Considering his position behind the drumkit of one of the most influential bands of all time in Pink Floyd, Nick Mason isn’t one of the most well-known drummers around. Not intent on providing the kind of thunderous rhythm that say Keith Moon or John Bonham could, Mason’s style was more about the notes he didn’t play. It’s the kind of strategy that you hear jazz players talk about and it’s incredibly effective.
It’s the reason that when Mason was recently asked by NME to provide the song he can’t get out of his head, he simply couldn’t avoid picking out a Pink Floyd classic, largely because of the concentration he needed to record it back in 1979. It’s one of the band’s most famous tunes and is likely being milled around many people’s minds as we speak.
As part of a conversation, Pink Floyd drummer revealed a lot of other tracks which helped shape him too. That included the first song he fell in love with, Elvis Presley’s ‘Blue Suede Shoes’, the song “that takes him back to his teenage years” in Duane Eddy’s ‘Peter Gunn’ and the song he rediscovered during the 2020 lockdown, Family’s ‘Burlesque’. That said, the most revealing selection was ‘the one song he couldn’t get out of his head’.
That track was ‘Comfortably Numb’, a song which has gone on to typify Pink Floyd’s title as prog-rock kings. The song, found on their seminal album The Wall, has long been heralded as one of the band’s best and it’s clear Mason holds some affection for it too. However, the real reason he can’t get it out of his head is that he is still reliving recording it.
“If you’re recording in a studio, by the time you’ve finished the track, for the rest of that night you’re going to have it rowing through your brain endlessly,” recalled the drummer, hinting that it still hasn’t dislodged itself from his brain. “It doesn’t really matter whether it’s something you really like or something you’re just trying to find a drum part for.” It appears as though ‘Comfortably Numb’ was one of those songs.
“The opening verse of ‘Comfortably Numb’ has a very, very sparse drum part so you’re always trying to… not replay it exactly, but replay it with the same weight,” recalled Mason, with the unflinching words of an expert. “There are lots of beats missing from it, that’s one of the great things about it, it doesn’t immediately start up a pattern that continues throughout the whole piece.”

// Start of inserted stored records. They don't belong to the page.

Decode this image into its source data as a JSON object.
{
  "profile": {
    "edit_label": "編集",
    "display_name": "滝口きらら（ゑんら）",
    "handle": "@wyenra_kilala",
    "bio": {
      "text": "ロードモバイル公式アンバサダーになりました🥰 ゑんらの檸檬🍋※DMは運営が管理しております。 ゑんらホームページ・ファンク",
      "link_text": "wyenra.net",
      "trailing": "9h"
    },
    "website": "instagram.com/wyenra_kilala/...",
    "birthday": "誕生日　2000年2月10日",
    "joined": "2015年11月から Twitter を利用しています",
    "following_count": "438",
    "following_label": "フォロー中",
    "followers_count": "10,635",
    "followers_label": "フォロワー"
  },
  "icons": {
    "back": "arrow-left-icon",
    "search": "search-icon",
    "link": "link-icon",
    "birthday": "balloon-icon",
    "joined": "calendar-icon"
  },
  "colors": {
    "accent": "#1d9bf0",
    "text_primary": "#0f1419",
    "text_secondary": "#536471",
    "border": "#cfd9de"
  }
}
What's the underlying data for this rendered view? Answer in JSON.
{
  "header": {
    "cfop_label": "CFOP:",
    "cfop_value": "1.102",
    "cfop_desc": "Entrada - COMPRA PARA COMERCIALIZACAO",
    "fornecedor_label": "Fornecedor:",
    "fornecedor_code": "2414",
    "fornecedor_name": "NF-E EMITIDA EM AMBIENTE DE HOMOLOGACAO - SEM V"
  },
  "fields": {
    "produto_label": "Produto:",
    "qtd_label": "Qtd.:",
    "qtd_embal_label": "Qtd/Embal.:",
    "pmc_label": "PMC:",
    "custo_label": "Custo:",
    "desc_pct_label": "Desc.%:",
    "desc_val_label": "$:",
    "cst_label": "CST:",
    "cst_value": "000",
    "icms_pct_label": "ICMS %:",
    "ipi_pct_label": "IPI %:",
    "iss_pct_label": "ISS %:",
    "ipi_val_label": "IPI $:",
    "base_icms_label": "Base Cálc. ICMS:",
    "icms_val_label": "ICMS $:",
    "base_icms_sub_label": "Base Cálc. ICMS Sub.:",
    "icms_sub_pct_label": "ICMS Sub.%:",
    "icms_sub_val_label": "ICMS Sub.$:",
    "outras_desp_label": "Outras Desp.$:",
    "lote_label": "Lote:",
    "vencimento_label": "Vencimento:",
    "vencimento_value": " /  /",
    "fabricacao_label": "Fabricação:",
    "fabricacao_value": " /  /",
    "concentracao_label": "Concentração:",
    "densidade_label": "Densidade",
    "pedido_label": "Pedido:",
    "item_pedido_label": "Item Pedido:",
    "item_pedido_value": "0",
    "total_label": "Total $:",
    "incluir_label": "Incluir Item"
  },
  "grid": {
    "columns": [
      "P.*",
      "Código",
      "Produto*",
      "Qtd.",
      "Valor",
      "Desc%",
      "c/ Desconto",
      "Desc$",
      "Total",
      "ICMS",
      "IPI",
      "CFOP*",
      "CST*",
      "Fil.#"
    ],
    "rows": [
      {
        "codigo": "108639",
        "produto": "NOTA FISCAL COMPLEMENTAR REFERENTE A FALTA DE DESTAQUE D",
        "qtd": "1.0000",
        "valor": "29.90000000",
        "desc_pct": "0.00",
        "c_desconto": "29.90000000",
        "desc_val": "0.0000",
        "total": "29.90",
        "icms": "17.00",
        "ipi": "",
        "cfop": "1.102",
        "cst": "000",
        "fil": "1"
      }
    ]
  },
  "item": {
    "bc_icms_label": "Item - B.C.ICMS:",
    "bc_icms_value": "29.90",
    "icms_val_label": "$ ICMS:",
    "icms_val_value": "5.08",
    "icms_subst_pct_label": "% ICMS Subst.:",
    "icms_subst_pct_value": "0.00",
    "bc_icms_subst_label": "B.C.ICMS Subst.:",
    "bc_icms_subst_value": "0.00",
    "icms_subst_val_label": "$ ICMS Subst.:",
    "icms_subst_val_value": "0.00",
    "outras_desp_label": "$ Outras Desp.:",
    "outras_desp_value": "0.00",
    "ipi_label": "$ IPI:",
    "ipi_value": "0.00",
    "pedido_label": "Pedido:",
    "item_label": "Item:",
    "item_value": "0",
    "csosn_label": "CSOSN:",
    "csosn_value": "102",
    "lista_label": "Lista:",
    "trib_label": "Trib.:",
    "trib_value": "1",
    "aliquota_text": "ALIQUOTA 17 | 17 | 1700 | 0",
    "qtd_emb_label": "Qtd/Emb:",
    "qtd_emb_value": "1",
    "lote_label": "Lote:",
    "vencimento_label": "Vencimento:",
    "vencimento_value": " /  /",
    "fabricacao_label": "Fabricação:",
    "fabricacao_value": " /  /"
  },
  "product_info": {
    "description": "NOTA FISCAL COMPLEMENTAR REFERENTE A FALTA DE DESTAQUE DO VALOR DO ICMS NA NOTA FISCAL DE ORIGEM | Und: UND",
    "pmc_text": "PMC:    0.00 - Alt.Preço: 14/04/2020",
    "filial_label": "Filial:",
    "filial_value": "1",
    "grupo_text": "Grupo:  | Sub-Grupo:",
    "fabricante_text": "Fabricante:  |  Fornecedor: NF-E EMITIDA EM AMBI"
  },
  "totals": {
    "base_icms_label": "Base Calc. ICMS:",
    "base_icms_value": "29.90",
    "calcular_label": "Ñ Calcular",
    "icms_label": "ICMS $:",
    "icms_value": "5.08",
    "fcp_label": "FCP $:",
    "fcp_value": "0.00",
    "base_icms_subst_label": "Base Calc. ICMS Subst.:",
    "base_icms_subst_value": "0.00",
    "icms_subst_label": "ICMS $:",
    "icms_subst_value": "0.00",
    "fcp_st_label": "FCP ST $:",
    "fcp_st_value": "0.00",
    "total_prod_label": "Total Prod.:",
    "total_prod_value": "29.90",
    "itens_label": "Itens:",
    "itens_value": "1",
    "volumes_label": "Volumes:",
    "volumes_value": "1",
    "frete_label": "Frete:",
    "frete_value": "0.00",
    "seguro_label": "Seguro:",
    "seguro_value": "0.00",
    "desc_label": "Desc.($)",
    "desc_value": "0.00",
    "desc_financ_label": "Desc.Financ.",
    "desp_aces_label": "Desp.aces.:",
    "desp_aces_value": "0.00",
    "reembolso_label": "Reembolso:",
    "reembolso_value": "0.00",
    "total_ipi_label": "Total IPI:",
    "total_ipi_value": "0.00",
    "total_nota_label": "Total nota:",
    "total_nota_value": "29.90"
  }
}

The song was famously constructed from an argument between Roger Waters and David Gilmour. In Mark Blake’s 2008 book Comfortably Numb: The Inside Story Of Pink Floyd, Gilmour confessed that the track arrived as “the last embers of mine and Roger’s ability to work collaboratively together.”
Speaking with Absolute Radio back in 2011, Waters vividly recounted the fight that would provide us with a masterpiece of the highest calibre: “Dave and I, when we were in the South of France where we did most of the recording for The Wall, we had quite a serious disagreement about the recording of ‘Comfortably Numb’.”
He went on to add: “It’s probably one story where his memory and my memory are almost exactly the same. It was that we had made a rhythm track and I loved it and he thought it wasn’t precise enough rhythmically so re-cut the drum track and said ‘that’s better‘ so I went ‘no it’s not, I hate that‘.” Waters then continued: “It’s a very strange thing when you’re a musician and you work in these things, there are things to a Lehman which may seem like nothing that is really glaring and jarring. Though I did read that David said somewhere or other that if we listened to them both know we wouldn’t have been able to tell the difference.”
We know one man who might be able to tell the difference, Nick Mason. The song has been rolling around in his head for over forty years.